The result, is that Prosper has again raised borrower rates and even notes:
In response to rapidly growing borrower demand in all risk categories, interest rates are increasing by as much as 2% for AA-, A-, B-, C-, D-, and E-rated Prosper Notes, effective today.
Today’s rate change affects the highest Prosper scores the most, with AA and A getting bumped a full 1% increase, while E is not touched at all. The other key change is that the rate for returning borrowers is up almost 2% across the board. This is probably due to people abusing the strategy of taking out small Prosper.com loans and immediately paying them off, only to get a new Prosper.com loan within a month or two at a much better rate.
In my mind, this is good news for lenders and ok news for borrowers. For lenders the reasons are obvious, the lender gets a potentially higher rate of return and a nip more reward for the risk they are taking. For borrowers, this is also ok news – primarily because it means your loan is more likely to be funded. This is important because the old saying “time is money” holds true. Of course having a lower rate would be nice, getting your loan funded at all is even nicer.
Refinancing now, even at a 1% higher Prosper.com rate, can still save you a hundred dollars or more over having to wait an additional month or two.
This takes some explaining, but to show that time is money, please consider the following example:
- You have $10,000 in credit card debt at 29.99%
- Not counting any additional bank fees
- You do not make any additional charges and start a payment plan to pay the card off in 36 months
- Over this time you will pay approximately $5280 in interest
To compare, let’s assume you could have gotten a Prosper.com loan at 10.99%, and pay it off using the same 36 month plan:
- Not counting any additional Prosper.com fees
- Over this time you will pay approximately $1784 in interest
- Thus the Prosper.com loan would have saved you approximately $3,496 in interest over 3 years.

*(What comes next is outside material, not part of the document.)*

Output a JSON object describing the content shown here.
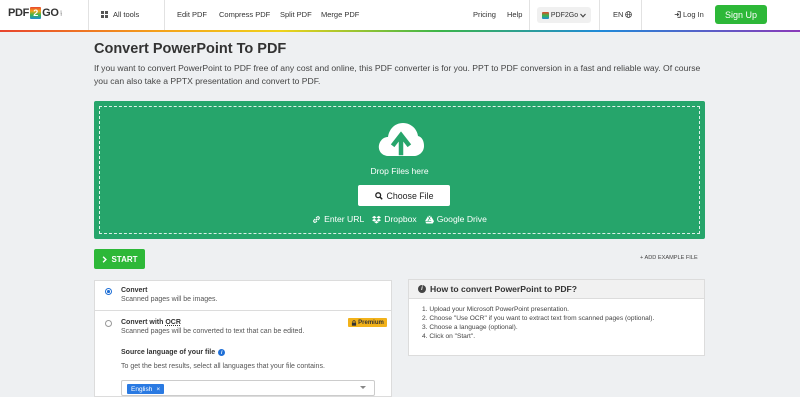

Finally, lets compare what happens if you instead get a Prosper.com loan at 1% higher (11.99%), but get it now, or you have to wait 2 more months to refinance your credit card because your loan was not funded:
- Your new Propser.com loan at 11.99% would cost you approximately $1955 in interest
- Paying your credit card off over 38 months instead of 38, would cost you $5604 in interest.
- This is still a savings of $3,649 in interest.
- The difference between the Prosper.com loan is $171 more interest, but the credit card results in $324 in interest… thus save $153 by getting your loan funded 2 months sooner, even at a higher rate.
My prediction is that Prosper.com lending rates will probably remain steady for the rest of the summer, but this fall, as other interest rates rise, I expect that Prosper and other P2p lending sites will once again have to raise rates. If you agree that interest rates and fees are going to rise, it makes sense to refinance your higher interest debt now by getting a fixed 3 or 5 year loan via Prosper or LendingClub or anywhere else you can get a competitive interest rate and fixed term.